This popular snack from Mexico provides a ton of flavor and texture for just a few calories. Peel, seed, and cut one large cucumber ($1.50) into crudité-sized sticks, sprinkle with chili powder and a squeeze of fresh lime juice (25 cents). Mix up the vegetables for variety, sticking with refreshing options (like jicama) to offset the sour and spicy flavors, or include fruits like sweet pineapple or melon. Prepare in a plastic zip bag for on-the-go snacking to thwart cravings.
Spaghetti squash comes in handy when trying to save on carbs, calories, and money. The calories and carbs foregone by shunning real pasta leaves room for an indulgent slice of cheese that take this dish to the next level. Mix one-half cup of marinara sauce (50 cents) with 1 cup of cooked spaghetti squash (75 cents). Top with one cooked and sliced chicken thigh ($1) and a piece of cheese, such as provolone or mozzarella (50 cents), and place under the broiler until the cheese is hot and bubbly. Day 11 Total: $7.80
Tuna is one of the healthiest and most sustainable fish on the market, and available at low cost. The key to making tuna healthy rather than fattening is going light on the mayonnaise and skipping the bread. Mix one can of tuna ($1.50) with a few condiments, such as chopped pickle (10 cents), 1 tablespoon of mayonnaise (10 cents), one celery stalk (15 cents), a squeeze of mustard, and plenty of salt and pepper (20 cents) over 1 cup of crunchy romaine or iceberg lettuce (75 cents).

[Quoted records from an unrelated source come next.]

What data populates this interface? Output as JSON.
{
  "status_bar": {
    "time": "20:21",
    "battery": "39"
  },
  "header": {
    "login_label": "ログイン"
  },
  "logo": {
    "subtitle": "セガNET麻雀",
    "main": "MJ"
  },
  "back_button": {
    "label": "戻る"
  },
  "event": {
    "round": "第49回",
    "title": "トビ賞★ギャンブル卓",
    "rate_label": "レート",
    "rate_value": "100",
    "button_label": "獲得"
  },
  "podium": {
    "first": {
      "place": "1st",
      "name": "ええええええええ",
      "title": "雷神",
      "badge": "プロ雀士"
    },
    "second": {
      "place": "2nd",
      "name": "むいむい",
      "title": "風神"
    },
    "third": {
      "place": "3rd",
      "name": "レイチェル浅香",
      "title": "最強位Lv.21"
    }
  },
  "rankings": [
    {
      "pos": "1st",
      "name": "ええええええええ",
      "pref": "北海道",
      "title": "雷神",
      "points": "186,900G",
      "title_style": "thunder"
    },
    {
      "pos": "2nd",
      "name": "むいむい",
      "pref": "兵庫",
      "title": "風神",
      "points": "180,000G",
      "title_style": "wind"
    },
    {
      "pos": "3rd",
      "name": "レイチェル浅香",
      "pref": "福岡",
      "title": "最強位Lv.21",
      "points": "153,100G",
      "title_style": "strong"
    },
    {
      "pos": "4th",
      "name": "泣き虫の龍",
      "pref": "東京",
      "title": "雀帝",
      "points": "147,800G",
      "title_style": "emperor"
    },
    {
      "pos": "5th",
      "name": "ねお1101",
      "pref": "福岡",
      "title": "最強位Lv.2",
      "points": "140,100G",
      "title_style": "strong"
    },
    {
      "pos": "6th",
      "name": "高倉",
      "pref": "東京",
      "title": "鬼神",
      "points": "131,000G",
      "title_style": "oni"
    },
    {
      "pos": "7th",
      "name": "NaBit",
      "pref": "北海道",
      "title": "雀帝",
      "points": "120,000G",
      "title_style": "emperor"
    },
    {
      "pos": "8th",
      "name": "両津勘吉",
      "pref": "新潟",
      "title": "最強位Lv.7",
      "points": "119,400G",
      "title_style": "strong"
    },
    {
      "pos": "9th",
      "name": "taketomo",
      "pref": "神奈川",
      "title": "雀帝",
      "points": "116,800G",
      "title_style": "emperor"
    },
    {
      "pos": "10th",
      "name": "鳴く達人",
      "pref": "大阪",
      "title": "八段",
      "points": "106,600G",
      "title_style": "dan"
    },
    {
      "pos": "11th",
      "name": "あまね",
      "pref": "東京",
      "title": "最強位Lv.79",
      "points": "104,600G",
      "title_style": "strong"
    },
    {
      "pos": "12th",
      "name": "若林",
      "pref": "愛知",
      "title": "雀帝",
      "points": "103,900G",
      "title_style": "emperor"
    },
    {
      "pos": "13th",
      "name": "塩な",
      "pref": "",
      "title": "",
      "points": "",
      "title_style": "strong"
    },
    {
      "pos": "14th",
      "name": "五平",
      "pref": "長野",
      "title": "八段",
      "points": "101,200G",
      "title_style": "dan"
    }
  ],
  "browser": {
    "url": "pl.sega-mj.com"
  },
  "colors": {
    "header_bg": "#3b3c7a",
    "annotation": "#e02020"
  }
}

Full of potassium and natural sweetness, bananas are an ideal fruit for afternoon munchies. Eating a banana between lunch and dinner can even improve sleep thanks to the magnesium and potassium in the fruit, which helps relax muscles.
Sausage and peppers may seem as though they don't belong in a healthy meal plan, but spicy, low-fat chicken sausage keeps the calorie load down. Sauté two sliced chicken sausages in 1 tablespoon of oil ($2.50) until browned, then set aside, leaving excess oil in the pan. To the pan add one-half sliced onion and one sliced bell pepper ($1.50), and sauté until soft. Add the sausage to the pan and toss to combine, seasoning with salt and pepper to taste. Day 12 Total: $7.30